OmniAudit is a commercial package which implments auditng across an entire database.
A free method would be to write a trigger for each table which addes entries to an audit table when fired.

Editing database records by multiple users

I have designed database tables (normalised, on an MS SQL server) and created a standalone windows front end for an application that will be used by a handful of users to add and edit information. We will add a web interface to allow searching accross our production area at a later date.
I am concerned that if two users start editing the same record then the last to commit the update would be the 'winner' and important information may be lost. A number of solutions come to mind but I'm not sure if I am going to create a bigger headache.
Do nothing and hope that two users are never going to be editing the same record at the same time. - Might never happed but what if it does?
Editing routine could store a copy of the original data as well as the updates and then compare when the user has finished editing. If they differ show user and comfirm update - Would require two copies of data to be stored.
Add last updated DATETIME column and check it matches when we update, if not then show differences. - requires new column in each of the relevant tables.
Create an editing table that registers when users start editing a record that will be checked and prevent other users from editing same record. - would require carful thought of program flow to prevent deadlocks and records becoming locked if a user crashes out of the program.
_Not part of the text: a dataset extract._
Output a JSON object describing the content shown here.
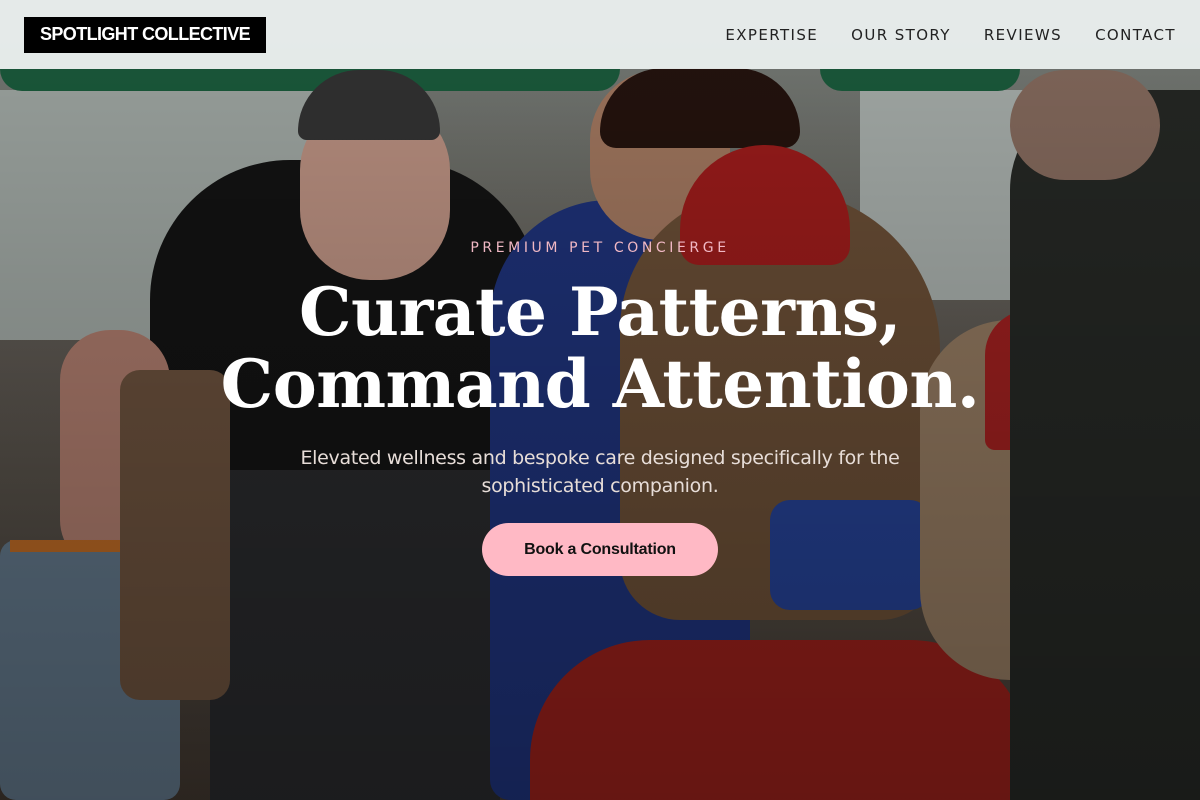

Are there any better solutions or should I go for one of these?
If you expect infrequent collisions, Optimistic Concurrency is probably your best bet.
Scott Mitchell wrote a comprehensive tutorial on implementing that pattern:
Implementing Optimistic Concurrency
A classic approach is as follows:
add a boolean field , "locked" to each table.
set this to false by default.
when a user starts editing, you do this:
lock the row (or the whole table if you can't lock the row)
check the flag on the row you want to edit
if the flag is true then
inform the user that they cannot edit that row at the moment
set the flag to true
release the lock
when saving the record, set the flag back to false
# Mark Harrison : SQL Server does not support that syntax (SELECT ... FOR UPDATE).
The SQL Server equivalent is the SELECT statement hint UPDLOCK.
See SQL Server Books Online for more information.
-first create filed (update time) to store last update record
-when any user select record save select time,
compare between select time and update time field if( update time) > (select time) that mean another user update this record after select record
SELECT FOR UPDATE and equivalents are good providing you hold the lock for a microscopic amount of time, but for a macroscopic amount (e.g. the user has the data loaded and hasn't pressed 'save' you should use optimistic concurrency as above. (Which I always think is misnamed - it's more pessimistic than 'last writer wins', which is usually the only other alternative considered.)
Another option is to test that the values in the record that you are changing are the still the same as they were when you started:
customer_nm AS customer_nm_orig
FROM demo_customer
WHERE customer_id = #p_customer_id
(display the customer_nm field and the user changes it)
UPDATE demo_customer
SET customer_nm = #p_customer_name_new
WHERE customer_id = #p_customer_id
AND customer_name = #p_customer_nm_old
RAISERROR( 'Update failed: Data changed' );
You don't have to add a new column to your table (and keep it up to date), but you do have to create more verbose SQL statements and pass new and old fields to the stored procedure.
It also has the advantage that you are not locking the records - because we all know that records will end up staying locked when they should not be...
The database will do this for you. Look at "select ... for update", which is designed just for this kind of thing. It will give you a write lock on the selected rows, which you can then commit or roll back.
With me, the best way i have a column lastupdate (timetamp datatype).
when select and update just compare this value
another advance of this solution is that you can use this column to track down the time data has change.
I think it is not good if you just create a colum like isLock for check update.